This scientific statement addresses parents and adult caregivers (PACs) as “agents of change” for obese children, evaluating the strength of evidence that particular parenting strategies can leverage behavior change and reduce positive energy balance in obese youth. The statement has 3 specific aims. The first is to review core behavior change strategies for PACs as used in family-based treatment programs and to provide a resource list. The second is to evaluate the strength of evidence that greater parental “involvement” in treatment is associated with better reductions in child overweight. The third is to identify research gaps and new opportunities for the field. This review yielded limited and inconsistent evidence from randomized controlled clinical trials that greater PAC involvement necessarily is associated with better child outcomes. For example, only 17% of the intervention studies reported differential improvements in child overweight as a function of parental involvement in treatment. On the other hand, greater parental adherence with core behavior change strategies predicted better child weight outcomes after 2 and 5 years in some studies. Thus, the literature lacks conclusive evidence that one particular parenting strategy or approach causally is superior to others in which children have a greater focus in treatment. A number of research gaps were identified, including the assessment of refined parenting phenotypes, cultural tailoring of interventions, examination of family relationships, and incorporation of new technologies. A conceptual model is proposed to stimulate research identifying the determinants of PAC feeding and physical activity parenting practices, the results of which may inform new treatments. The statement addresses the need for innovative research to advance the scope and potency of PAC treatments for childhood obesity.
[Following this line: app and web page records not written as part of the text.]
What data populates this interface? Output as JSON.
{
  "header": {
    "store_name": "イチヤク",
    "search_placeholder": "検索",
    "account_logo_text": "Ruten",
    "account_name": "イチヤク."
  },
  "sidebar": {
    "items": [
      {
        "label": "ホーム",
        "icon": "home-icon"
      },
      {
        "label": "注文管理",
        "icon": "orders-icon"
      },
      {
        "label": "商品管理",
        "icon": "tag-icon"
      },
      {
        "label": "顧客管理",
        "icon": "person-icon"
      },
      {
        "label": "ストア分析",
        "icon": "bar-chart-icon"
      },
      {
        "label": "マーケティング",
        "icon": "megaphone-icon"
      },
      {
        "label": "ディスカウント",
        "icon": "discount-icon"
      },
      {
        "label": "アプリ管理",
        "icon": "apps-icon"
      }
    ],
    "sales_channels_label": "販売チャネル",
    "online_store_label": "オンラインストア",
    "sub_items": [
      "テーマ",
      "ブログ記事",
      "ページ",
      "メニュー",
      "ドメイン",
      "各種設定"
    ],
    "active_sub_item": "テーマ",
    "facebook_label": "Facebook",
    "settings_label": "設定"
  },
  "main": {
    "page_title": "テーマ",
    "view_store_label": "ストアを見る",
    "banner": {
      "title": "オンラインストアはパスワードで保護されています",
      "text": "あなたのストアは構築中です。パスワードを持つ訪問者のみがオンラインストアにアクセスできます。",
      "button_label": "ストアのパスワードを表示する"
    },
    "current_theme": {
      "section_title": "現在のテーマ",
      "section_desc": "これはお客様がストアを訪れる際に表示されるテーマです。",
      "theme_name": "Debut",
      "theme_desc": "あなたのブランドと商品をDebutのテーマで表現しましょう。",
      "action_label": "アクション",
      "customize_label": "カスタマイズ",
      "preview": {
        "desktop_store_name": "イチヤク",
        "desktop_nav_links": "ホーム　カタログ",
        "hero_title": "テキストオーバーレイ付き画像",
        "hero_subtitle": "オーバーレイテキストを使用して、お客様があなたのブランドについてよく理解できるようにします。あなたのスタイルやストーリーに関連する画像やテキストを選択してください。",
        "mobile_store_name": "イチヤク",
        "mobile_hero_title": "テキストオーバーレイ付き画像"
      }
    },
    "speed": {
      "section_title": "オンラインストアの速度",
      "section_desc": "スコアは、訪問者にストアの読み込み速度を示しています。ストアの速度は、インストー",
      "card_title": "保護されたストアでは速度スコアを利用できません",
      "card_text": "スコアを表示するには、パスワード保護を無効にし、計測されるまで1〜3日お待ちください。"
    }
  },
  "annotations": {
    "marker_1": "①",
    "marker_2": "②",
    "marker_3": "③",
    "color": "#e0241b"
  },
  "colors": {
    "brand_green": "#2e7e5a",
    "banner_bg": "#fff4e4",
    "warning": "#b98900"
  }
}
Literatuurverwijzing: Faith, M.S., Horn, L. van, Appel, L.J., Burke, L.E., Carson, J.S., Franch, H.A., ... Wylie-Rosett, J. (2012). Evaluating parents and adult caregivers as "agents of change" for treating obese children: evidence for parent behavior change strategies and research gaps, a scientific statement from the American Heart Association.